Neither can the plaintiff recover in quantum meruit on the ground of an implied contract. "`All true contracts grow out of the intentions of the parties to the transactions, and are dictated . . . by their mutual and accordant wills.'" Bartlett v. Raidart, 107 Conn. 691, 694, 142 A. 398, quoting from Hertzog v. Hertzog, 29 Pa. 465, 467. When a contract is not expressed in words but is inferred or implied from the circumstances, it is called an implied contract. Bartlett v. Raidart, supra. "A true `implied contract' . . . is one which may be inferred from the conduct of the parties, though not expressed in words." Weinhouse v. Cronin, 68 Conn. 250, 253, 36 A. 45; Collins v. Lewis, 111 Conn. 299, 304, 149 A. 668. In view of the defendant's intent as expressed in the letter of limitation and of the absence of any actual knowledge by him of the receipt of the merchandise, there was no implied contract. The only remaining possible ground of recovery is in quasi contract predicated upon unjust enrichment. This cannot avail the plaintiff, however, for there is no claim for a recovery on that ground or basis therefor in the pleadings. Frosch v. Sears, Roebuck Co., 124 Conn. 300, 302, 199 A. 646. Furthermore, it is not only unsupported by the finding but is not the theory upon which the case was tried. A party who elects to try his case upon a certain theory cannot upon appeal seek relief upon another. Conn.

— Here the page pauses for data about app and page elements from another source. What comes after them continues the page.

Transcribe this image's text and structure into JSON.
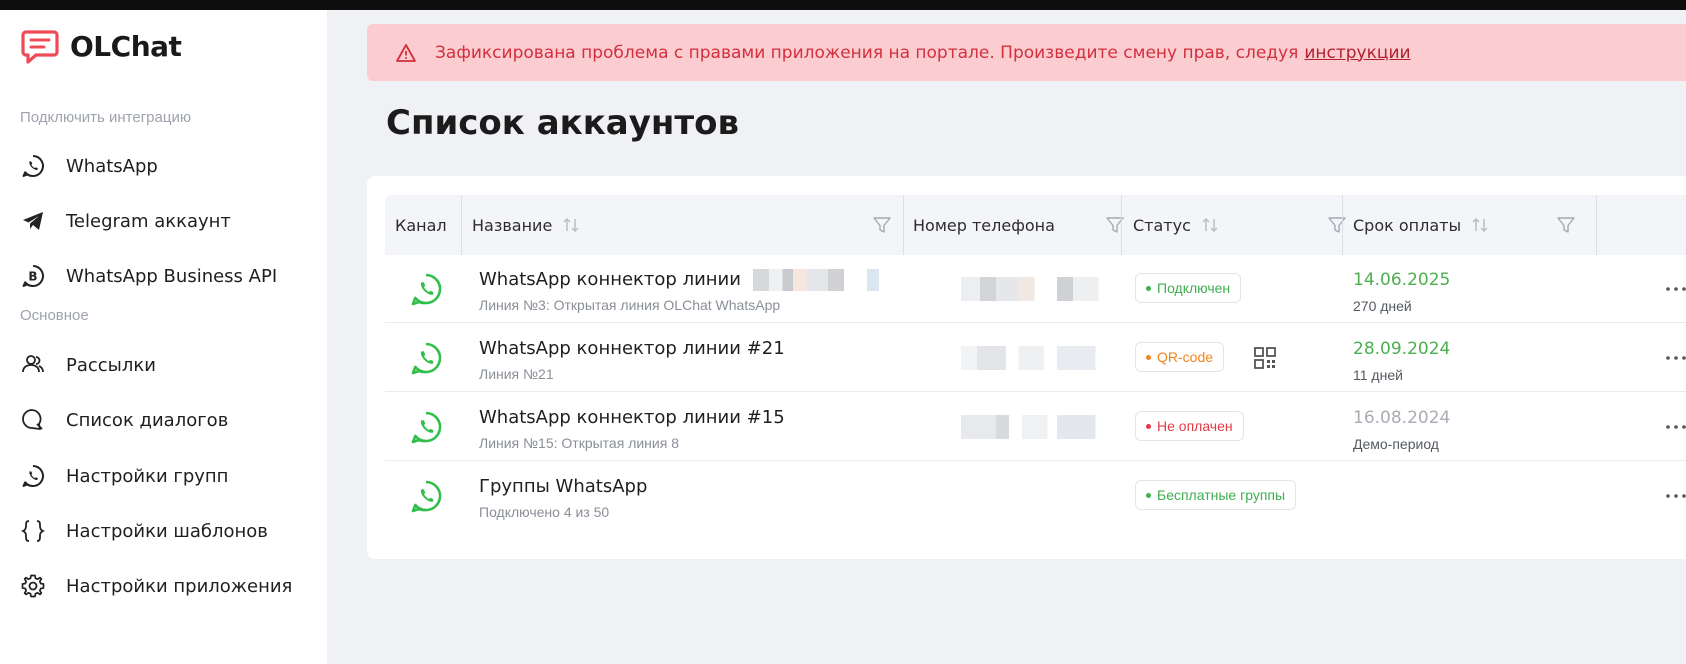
{
  "app": {
    "name": "OLChat"
  },
  "sidebar": {
    "section_integration": "Подключить интеграцию",
    "section_main": "Основное",
    "integration_items": [
      {
        "label": "WhatsApp",
        "icon": "whatsapp-icon"
      },
      {
        "label": "Telegram аккаунт",
        "icon": "telegram-icon"
      },
      {
        "label": "WhatsApp Business API",
        "icon": "whatsapp-business-icon"
      }
    ],
    "main_items": [
      {
        "label": "Рассылки",
        "icon": "users-icon"
      },
      {
        "label": "Список диалогов",
        "icon": "chat-search-icon"
      },
      {
        "label": "Настройки групп",
        "icon": "whatsapp-icon"
      },
      {
        "label": "Настройки шаблонов",
        "icon": "braces-icon"
      },
      {
        "label": "Настройки приложения",
        "icon": "gear-icon"
      }
    ]
  },
  "alert": {
    "text": "Зафиксирована проблема с правами приложения на портале. Произведите смену прав, следуя",
    "link": "инструкции",
    "icon": "warning-icon"
  },
  "page_title": "Список аккаунтов",
  "table": {
    "columns": [
      "Канал",
      "Название",
      "Номер телефона",
      "Статус",
      "Срок оплаты"
    ],
    "rows": [
      {
        "title": "WhatsApp коннектор линии",
        "subtitle": "Линия №3: Открытая линия OLChat WhatsApp",
        "status": "Подключен",
        "status_color": "#3fae4f",
        "date": "14.06.2025",
        "date_color": "#4caf50",
        "date_sub": "270 дней"
      },
      {
        "title": "WhatsApp коннектор линии #21",
        "subtitle": "Линия №21",
        "status": "QR-code",
        "status_color": "#f0841d",
        "date": "28.09.2024",
        "date_color": "#4caf50",
        "date_sub": "11 дней"
      },
      {
        "title": "WhatsApp коннектор линии #15",
        "subtitle": "Линия №15: Открытая линия 8",
        "status": "Не оплачен",
        "status_color": "#e53945",
        "date": "16.08.2024",
        "date_color": "#a9adb3",
        "date_sub": "Демо-период"
      },
      {
        "title": "Группы WhatsApp",
        "subtitle": "Подключено 4 из 50",
        "status": "Бесплатные группы",
        "status_color": "#3fae4f"
      }
    ]
  },
  "colors": {
    "whatsapp_green": "#2fbf4a",
    "brand_red": "#ef4b57",
    "alert_bg": "#fbcdd0"
  }
}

App. Proc. 22, p. 33, 44; Practice Book 157, 363; Federal Finance Co. v. Forman Properties, Inc., 135 Conn. 153, 158, 62 A.2d 516; Malone v. Santora, 135 Conn. 286, 293, 64 A.2d 51.